UK dorms have changed radically, but not all students welcome the change

The last group of students who lived in Kirwin 4, the last traditional dorm open at UK, pose for a picture. Kirwin 4 officially closed in 2017.

Rick Childress

UK’s multi-year, multimillion-dollar campus housing overhaul is complete, and one thing is abundantly clear— the dorms ain’t what they used to be.

Over the past six years, UK has constructed nearly 7,000 new modern dorm units in 14 new dorm buildings, and UK has closed and condemned buildings which held just over 4,400 traditional beds, data provided by UK Housing shows.

In 2012, more than 85 percent of UK’s on-campus beds were in small, two-to-a-unit, traditional dorm rooms that were often down the hall from a bathroom shared by much of the floor.
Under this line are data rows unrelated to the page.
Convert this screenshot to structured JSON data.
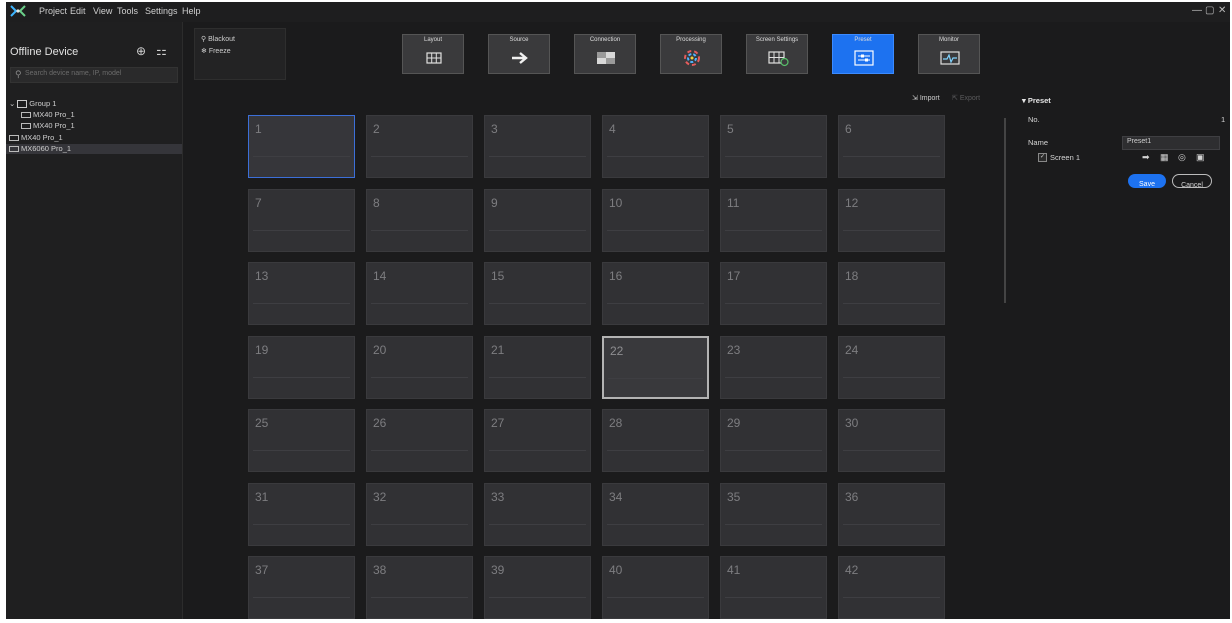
{
  "menubar": {
    "items": [
      "Project",
      "Edit",
      "View",
      "Tools",
      "Settings",
      "Help"
    ],
    "window_controls": [
      "—",
      "▢",
      "✕"
    ]
  },
  "sidebar": {
    "title": "Offline Device",
    "search_placeholder": "Search device name, IP, model",
    "group": "Group 1",
    "devices": [
      "MX40 Pro_1",
      "MX40 Pro_1",
      "MX40 Pro_1",
      "MX6060 Pro_1"
    ],
    "selected_device": "MX6060 Pro_1"
  },
  "toolpanel": {
    "blackout": "Blackout",
    "freeze": "Freeze"
  },
  "toolbar": {
    "buttons": [
      "Layout",
      "Source",
      "Connection",
      "Processing",
      "Screen Settings",
      "Preset",
      "Monitor"
    ],
    "active": "Preset"
  },
  "import_export": {
    "import": "Import",
    "export": "Export"
  },
  "grid": {
    "cells": [
      "1",
      "2",
      "3",
      "4",
      "5",
      "6",
      "7",
      "8",
      "9",
      "10",
      "11",
      "12",
      "13",
      "14",
      "15",
      "16",
      "17",
      "18",
      "19",
      "20",
      "21",
      "22",
      "23",
      "24",
      "25",
      "26",
      "27",
      "28",
      "29",
      "30",
      "31",
      "32",
      "33",
      "34",
      "35",
      "36",
      "37",
      "38",
      "39",
      "40",
      "41",
      "42"
    ],
    "selected": "22"
  },
  "preset_panel": {
    "title": "Preset",
    "no_label": "No.",
    "no_value": "1",
    "name_label": "Name",
    "name_value": "Preset1",
    "screen_label": "Screen 1",
    "save": "Save",
    "cancel": "Cancel"
  },
  "colors": {
    "accent": "#1d72f0",
    "background": "#1b1b1c",
    "cell": "#313134"
  }
}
This year, about 79 percent of on-campus students will lay down in their own bedrooms on Tempur-Sealy mattresses just a few steps from their kitchenette and bathroom.

Sighting GPA increases and higher retention rates, UK Housing calls the new dorms a success for the student, but some students said the new dorms have their faults— especially socially.

The architectural changes became lifestyle changes for the few students who have firsthand experience of the switch from traditional dorm to modern dorm.

Kevin Moran, a junior, was among the last residents of the now-closed Kirwan Blanding complex when it completely closed in 2017. He was moved from his close to 50-year-old traditional dorm to a dorm that was opened less than three years prior. He had a few complaints.

“There’s no community aspect,” Moran said of the Woodland Glen I dorm that he moved to mid-year. Moran, who is from New York, said he met a lot of his original college friends in the traditional dorms.

In Kirwan, dorm room doors were often left open, and neighbors visited liberally, said Clark Demaree, a recent electrical engineering graduate. He said he knew half of his floor within a semester.

“It was a social thing,” he said.

In the Johnson Hall he was moved to, Demaree said most doors were closed and he knew some of his neighbors, “but not many.”

UK Housing says the opposite. The new dorms are not just “heads on beds,” said Penny Cox, the Associate Vice President of Administration. A third of the space in each of the dorms is devoted to space meant to foster community and belonging.

With Living Learning Programs that house students of similar majors in close proximity, and a bevy of study rooms, specialized classrooms and meeting rooms, Cox said the new dorms were designed for community building and academic success.

But according to Demaree, the architecture of the newer dorms didn’t encourage the communities that sprung out of the tight spaces and shared bathrooms of the older, traditional style.

“I think the space we were in had a very big impact on how we were socializing,” Demaree said. Kirwan Blanding encouraged branching out socially, “while the architecture of Johnson didn’t do that.”

Moran and Demaree both thought the problem was an issue of scale.

“If everyone has their own bathroom, nobody has to leave their room,” Moran said. “But if everyone shares a bathroom they’re forced to see everyone else.”

In Kirwan, Demaree said everyone hung out in the lobby. In Johnson, the dorm’s multiple social spaces “spread everyone out.”

But it may be that there is no longer a market demand for the close-knit quarters of a traditional dorm, and housing data shows that enough people are happy to live in a modern dorm room.

“Ninety-three percent of our freshman have never shared a room, so the demand just isn’t there,” Cox told the Lexington Herald-Leader in December when the plans for demolishing Kirwan Blanding were announced. “There are very few students who want to live in those kinds of buildings (at Kirwan Blanding).”

This year, Cox said UK will start the school year with 97 percent of the undergraduate dorms filled— equaling about 7,200 students. Last year, the dorms hovered around 92 percent full, Cox said, who added that those numbers are typical.

Minimum rooming prices have also gone up to match the value of the dorms.

In 2015, a traditional room at Kirwan Blanding cost about $4,800 for a whole year, previous Kernel reports show. This year, living in UK’s cheapest dorm option— the 4-person suite— will cost about $7,400 for the whole year.

The Kirwan Blanding complex, which is composed of the two south-campus towers and eight surrounding buildings, should be demolished in the next couple years if the current plans hold, Cox said. The complex held most of UK’s old traditional dorm rooms.

Demolition, which should cost about $15 million, will begin once all of the “water, electric, gas, all the IT stuff” that runs in tunnels beneath the complex are rerouted and asbestos abatement is completed. Cox said the university has yet to get all of the funds necessary to complete the demolition.

“It’s not a great thing for people to want to contribute to, right?” Cox said. “If you’re looking for a timeline, I’d say two years.”

After demolition, Cox said the space will be made into a grassy, tree-lined walking path.

When the final residents of Kirwan were told that the old dorm would be their home no longer, things got emotional. Moran said he yelled and argued with the UK officials who offered spaces in the newer dorms for the same price of the older ones.

Demaree said a lot of good friends simply realized they wouldn’t be living together anymore.

“There was crying,” he said.